Noch Mal!
– Image by boardGOATS

The idea is that players roll five dice to try to get specific combinations, re-rolling some, all or none up to three times.  These fall into different categories each of which can only be scored once and are crossed off on a scoring sheet.  This roll and re-roll mechanism has been used as the basis of many more modern games like Pickomino (aka Heck Meck), To Court the King and even Roll for the Galaxy, but these are not “Roll and Write” games, they are dice games.  More dice games with a “Writing” element, followed as well though.  These include Reiner Knizia’s Decathalon, the Catan Dice Game, and Roll Through the Ages: The Bronze Age with its subsequent series of games.

Roll for the Galaxy
– Image by boardGOATS

Perhaps the most influential game of this type, however, is Qwixx.  In this game, each player has their own score-sheet with four rows, numbered two to twelve, each in a different colour.  On their turn, the active player rolls six dice: two white and one of each of the four colours. The active player can mark off the sum of one white die and one coloured die in the row of the same colour, while everyone else can mark off the sum of the two white dice on any one of their four rows.  The catch is that the numbers must be crossed out in order: descending for the blue and green rows, ascending for the red and yellow rows.

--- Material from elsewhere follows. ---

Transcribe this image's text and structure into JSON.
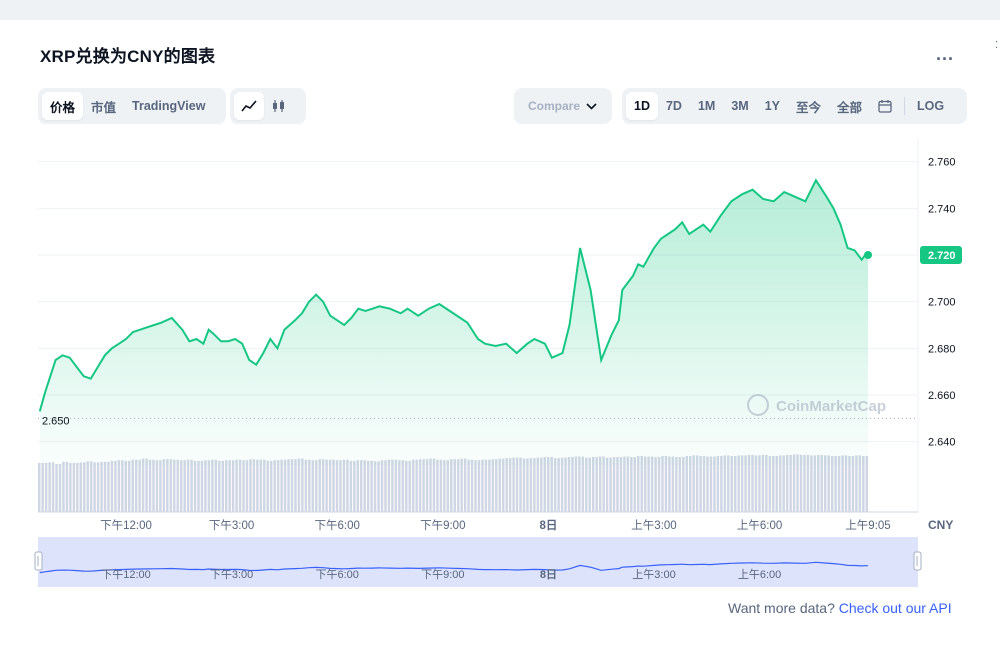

Qwixx
– Image by boardGOATS

And that is the core that really makes a “Roll and Write” game:  the decision making.  While there is no industry recognised definition, it is widely understood that games that fall into the “Roll and Write” category have the following key characteristics:

  • A randomiser: traditionally dice, but some games use cards etc.;
  • A key element of decision making;
  • Individual work sheets, which are more than just a score pad.

Qwixx was published seven years ago, and was popular in its own right receiving a nomination for the Spiel des Jahres award in 2013.  Its legacy, however, is the way it helped to open the door for other games in the genre.  Noch Mal! (aka Encore!) followed in 2016 and in 2018, “Roll and Write” games really took off.  Yahtzee, Quixx and Roll Through the Ages have now been followed many other very popular and successful games including, Welcome to…, Ganz Schön Clever! (aka That’s Very Clever!), Railroad Ink, and Cartographers: A Roll Player Tale.  Between them, these games have received two Kennerspiel and two Spiel des Jahres nominations.

Ganz Schön Clever
– Image by boardGOATS

There are now, hundreds of “Roll and Write” games available and new games continue to arrive, each with their own twist: some based round rolling dice, some involving a deck of cards, and there are even games now that involve cutting out!  But what is the appeal, and why the sudden growth in this genre?  For the publisher they are obviously cheap and relatively easy to produce, often needing little in the way of complex or bespoke components.  In a squeezed market this is very important.  For designers they are easy to prototype and many of these games are relatively easy to play-test too.  This is because they can often be played solo, and the mathematics of probability are well understood (by mathematicians at least).

Cartographers: A Roll Player Tale
– Image by boardGOATS

For gamers, the low price of these games means financial investment is typically small.  They are usually quick to learn and don’t over-stay their welcome either, which means they are low risk and if they “click” they also can see a lot of table time.  They are easy to play remotely too, because players just need pens and a work-sheet each, and access to a web camera.  And thus, the timing of the rise has been serendipitous: with so many people stuck at home this year, “Roll and Write” games are really coming into their own now.  It remains to be seen whether their popularity will continue into 2021 and beyond.

Noch Mal!
– Image by boardGOATS